Second, large flows of new capital into the asset class increase the priority for emerging market managers to continue to seek out cutting-edge opportunities. New money gives rise to the potential for overvaluation to develop in particular pockets of the asset class. For example, to the extent that early investment of asset allocation funds flow into sovereign external debt, valuations of sovereign debt may become less compelling relative to opportunities in government-owned quasi-sovereigns and other emerging market corporates. Attractive sectors include state-owned energy companies, financial institutions, and commodity producing corporations in major emerging countries. It also becomes more important for managers to expand into more specialised instruments like high-quality asset-backed securities financing emerging market infrastructure, such as government-guaranteed toll roads in Latin America, where more intensive due diligence requirements are rewarded with higher potential returns.
Third, while the fundamentals for emerging markets as a whole are strong, not all emerging markets are equal. The debt problems affecting some of the peripheral industrialised countries like Greece offer a potent reminder of the importance of credit differentiation within the emerging market space. This means avoiding countries where either the capacity or willingness to service debt is compromised.
Finally, the integral – as opposed to ancillary – role in global economic and financial affairs that emerging markets play in shaping global economic events will need to be incorporated into portfolio strategy. Emerging markets are no longer the passive appendage of the global economy, where outcomes are derivative of those in larger and more powerful industrial countries. Emerging markets now have a seat in the cockpit of global economic governance.
With this greater voice come new responsibilities in the global arena – responsibilities that will shape the policy choices made by emerging market governments and their economic consequences. For example, China’s policymakers can no longer set the country’s monetary and exchange policies without reference to their impact on the global economy and China’s relations with other key countries. Long positions in the Chinese yuan and other Asian currencies like the Korean won, Philippine peso, and Singaporean dollar reflect the thesis that exchange rate appreciation in emerging Asia will have a critical role to play in the rebalancing of global economic activity.

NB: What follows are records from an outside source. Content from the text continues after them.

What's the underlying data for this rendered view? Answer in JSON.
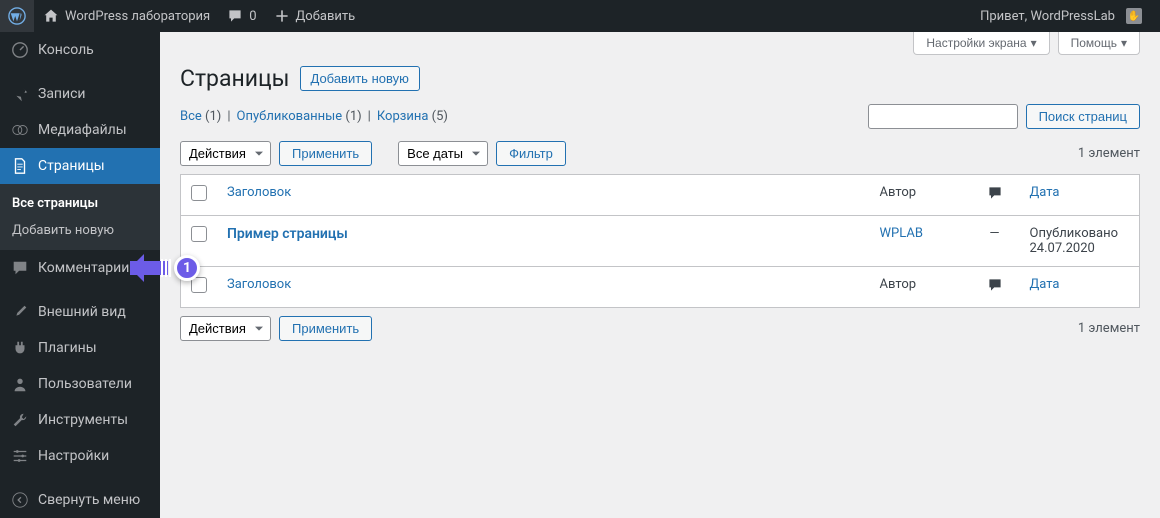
{
  "toolbar": {
    "site_name": "WordPress лаборатория",
    "comments_count": "0",
    "add_new": "Добавить",
    "greeting": "Привет, WordPressLab"
  },
  "sidebar": {
    "items": [
      {
        "label": "Консоль"
      },
      {
        "label": "Записи"
      },
      {
        "label": "Медиафайлы"
      },
      {
        "label": "Страницы"
      },
      {
        "label": "Комментарии"
      },
      {
        "label": "Внешний вид"
      },
      {
        "label": "Плагины"
      },
      {
        "label": "Пользователи"
      },
      {
        "label": "Инструменты"
      },
      {
        "label": "Настройки"
      }
    ],
    "submenu": [
      {
        "label": "Все страницы"
      },
      {
        "label": "Добавить новую"
      }
    ],
    "collapse": "Свернуть меню"
  },
  "screen": {
    "options": "Настройки экрана",
    "help": "Помощь"
  },
  "page": {
    "title": "Страницы",
    "add_new": "Добавить новую"
  },
  "filters": {
    "all": "Все",
    "all_count": "(1)",
    "published": "Опубликованные",
    "published_count": "(1)",
    "trash": "Корзина",
    "trash_count": "(5)"
  },
  "search": {
    "button": "Поиск страниц"
  },
  "bulk": {
    "action": "Действия",
    "apply": "Применить",
    "dates": "Все даты",
    "filter": "Фильтр",
    "count1": "1 элемент",
    "count2": "1 элемент"
  },
  "table": {
    "headers": {
      "title": "Заголовок",
      "author": "Автор",
      "date": "Дата"
    },
    "rows": [
      {
        "title": "Пример страницы",
        "author": "WPLAB",
        "comments": "—",
        "date_status": "Опубликовано",
        "date": "24.07.2020"
      }
    ]
  },
  "annotation": {
    "number": "1"
  }
}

This is one example of how the new and more complicated set of strategic interactions among the key players in the global economy will shape investment strategy in dedicated emerging market portfolios and beyond.

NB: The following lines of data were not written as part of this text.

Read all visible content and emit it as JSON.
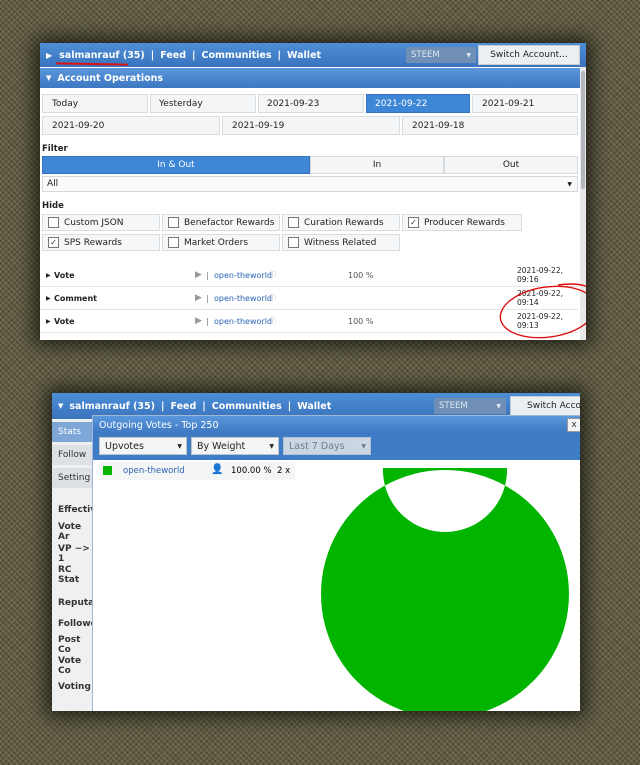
{
  "top_panel": {
    "nav": {
      "user": "salmanrauf (35)",
      "feed": "Feed",
      "communities": "Communities",
      "wallet": "Wallet",
      "separator": "|"
    },
    "steem_select": "STEEM",
    "switch_account": "Switch Account...",
    "section_title": "Account Operations",
    "dates": [
      "Today",
      "Yesterday",
      "2021-09-23",
      "2021-09-22",
      "2021-09-21",
      "2021-09-20",
      "2021-09-19",
      "2021-09-18"
    ],
    "filter_label": "Filter",
    "filter_tabs": [
      "In & Out",
      "In",
      "Out"
    ],
    "filter_select": "All",
    "hide_label": "Hide",
    "hide_options": [
      {
        "label": "Custom JSON",
        "checked": false
      },
      {
        "label": "Benefactor Rewards",
        "checked": false
      },
      {
        "label": "Curation Rewards",
        "checked": false
      },
      {
        "label": "Producer Rewards",
        "checked": true
      },
      {
        "label": "SPS Rewards",
        "checked": true
      },
      {
        "label": "Market Orders",
        "checked": false
      },
      {
        "label": "Witness Related",
        "checked": false
      }
    ],
    "operations": [
      {
        "type": "Vote",
        "user": "open-theworld",
        "percent": "100 %",
        "time": "2021-09-22, 09:16"
      },
      {
        "type": "Comment",
        "user": "open-theworld",
        "percent": "",
        "time": "2021-09-22, 09:14"
      },
      {
        "type": "Vote",
        "user": "open-theworld",
        "percent": "100 %",
        "time": "2021-09-22, 09:13"
      }
    ]
  },
  "bottom_panel": {
    "nav": {
      "user": "salmanrauf (35)",
      "feed": "Feed",
      "communities": "Communities",
      "wallet": "Wallet",
      "separator": "|"
    },
    "steem_select": "STEEM",
    "switch_account": "Switch Accou",
    "sidebar": [
      "Stats",
      "Follow",
      "Setting",
      "Effectiv",
      "Vote Ar",
      "VP ~> 1",
      "RC Stat",
      "Reputa",
      "Followe",
      "Post Co",
      "Vote Co",
      "Voting"
    ],
    "modal": {
      "title": "Outgoing Votes - Top 250",
      "close": "x",
      "dropdowns": [
        "Upvotes",
        "By Weight",
        "Last 7 Days"
      ],
      "legend": [
        {
          "user": "open-theworld",
          "percent": "100.00 %",
          "count": "2 x"
        }
      ]
    }
  },
  "colors": {
    "accent_blue": "#3e86d6",
    "donut_green": "#00b400",
    "link_blue": "#2a63b4"
  },
  "chart_data": {
    "type": "pie",
    "title": "Outgoing Votes - Top 250",
    "categories": [
      "open-theworld"
    ],
    "values": [
      100
    ],
    "style": "donut"
  }
}
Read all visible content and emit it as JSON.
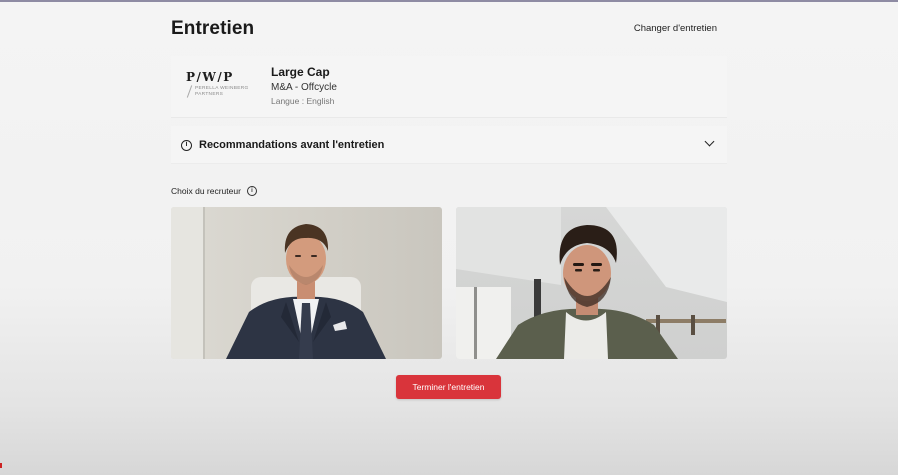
{
  "header": {
    "title": "Entretien",
    "change_link": "Changer d'entretien"
  },
  "interview": {
    "logo": {
      "mark": "P/W/P",
      "subline": "PERELLA WEINBERG PARTNERS"
    },
    "title": "Large Cap",
    "subtitle": "M&A - Offcycle",
    "language": "Langue : English"
  },
  "recommendations": {
    "label": "Recommandations avant l'entretien",
    "icon": "info-icon"
  },
  "recruiter": {
    "label": "Choix du recruteur",
    "icon": "info-icon"
  },
  "actions": {
    "end_label": "Terminer l'entretien"
  },
  "colors": {
    "accent_red": "#d9343b",
    "background": "#f4f4f4",
    "text": "#1a1a1a"
  }
}
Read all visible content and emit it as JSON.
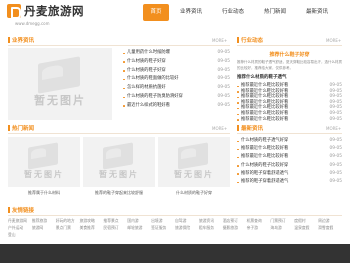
{
  "site": {
    "name": "丹麦旅游网",
    "url": "www.dmegg.com"
  },
  "nav": [
    "首页",
    "业界资讯",
    "行业动态",
    "热门新闻",
    "最新资讯"
  ],
  "more": "MORE+",
  "industry_news": {
    "title": "业界资讯",
    "image_text": "暂无图片",
    "items": [
      {
        "title": "儿童用药什么时候防爆",
        "date": "09-05"
      },
      {
        "title": "什么材质的鞋子好穿",
        "date": "09-05"
      },
      {
        "title": "什么材质的鞋子好穿",
        "date": "09-05"
      },
      {
        "title": "什么材质的鞋面做的比较好",
        "date": "09-05"
      },
      {
        "title": "怎么样的材质抗菌好",
        "date": "09-05"
      },
      {
        "title": "什么材质的鞋子防臭防滑好穿",
        "date": "09-05"
      },
      {
        "title": "最近什么样式的鞋好看",
        "date": "09-05"
      }
    ]
  },
  "industry_trends": {
    "title": "行业动态",
    "headline": "推荐什么鞋子好穿",
    "desc": "推荐什么材质的鞋子透气舒适，夏天穿鞋比较容易出汗，选什么材质的比较好，推荐给大家，仅供参考。",
    "sub": "推荐什么材质的鞋子透气",
    "items": [
      {
        "title": "推荐最近什么鞋比较好看",
        "date": "09-05"
      },
      {
        "title": "推荐最近什么鞋比较好看",
        "date": "09-05"
      },
      {
        "title": "推荐最近什么鞋比较好看",
        "date": "09-05"
      },
      {
        "title": "推荐最近什么鞋比较好看",
        "date": "09-05"
      },
      {
        "title": "推荐最近什么鞋比较好看",
        "date": "09-05"
      },
      {
        "title": "推荐最近什么鞋比较好看",
        "date": "09-05"
      },
      {
        "title": "推荐最近什么鞋比较好看",
        "date": "09-05"
      }
    ]
  },
  "hot_news": {
    "title": "热门新闻",
    "image_text": "暂无图片",
    "cards": [
      {
        "caption": "推荐属于什么材料"
      },
      {
        "caption": "推荐的鞋子穿起来比较舒服"
      },
      {
        "caption": "什么材质的鞋子好穿"
      }
    ]
  },
  "latest_news": {
    "title": "最新资讯",
    "items": [
      {
        "title": "什么材质的鞋子透气好穿",
        "date": "09-05"
      },
      {
        "title": "推荐最近什么鞋比较好看",
        "date": "09-05"
      },
      {
        "title": "推荐最近什么鞋比较好看",
        "date": "09-05"
      },
      {
        "title": "什么材质的鞋子比较好穿",
        "date": "09-05"
      },
      {
        "title": "推荐的鞋子穿着舒适透气",
        "date": "09-05"
      },
      {
        "title": "推荐的鞋子穿着舒适透气",
        "date": "09-05"
      }
    ]
  },
  "friend_links": {
    "title": "友情链接",
    "items": [
      "丹麦旅游网",
      "推荐旅游",
      "好玩的地方",
      "旅游攻略",
      "推荐景点",
      "国内游",
      "出境游",
      "自驾游",
      "旅游资讯",
      "酒店预订",
      "机票查询",
      "门票预订",
      "度假村",
      "周边游",
      "户外运动",
      "旅游网",
      "景点门票",
      "美食推荐",
      "民宿预订",
      "邮轮旅游",
      "签证服务",
      "旅游保险",
      "租车服务",
      "摄影旅游",
      "亲子游",
      "海岛游",
      "温泉度假",
      "滑雪度假",
      "登山"
    ]
  },
  "colors": {
    "accent": "#f28f1e",
    "footer": "#333333"
  }
}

For pilots, the prescription for getting out of the region of reverse command back into the region of normal command is simple: push the controls forward to lower the nose, while adding power with the throttle to build up speed that will allow the plane to climb again. It is not that different for the global economy. As the crisis period passes, the focus in industrial countries will shift from fiscal expansion to fiscal retrenchment. The global economy will lose altitude, unless offset by some thrust from other sectors. The private sectors in industrialised countries are part of the story. But more and more, the ability of the global economy to draw power from the emerging world will be decisive in its ability to gain the speed required for a sustained climb.
Executive Vice President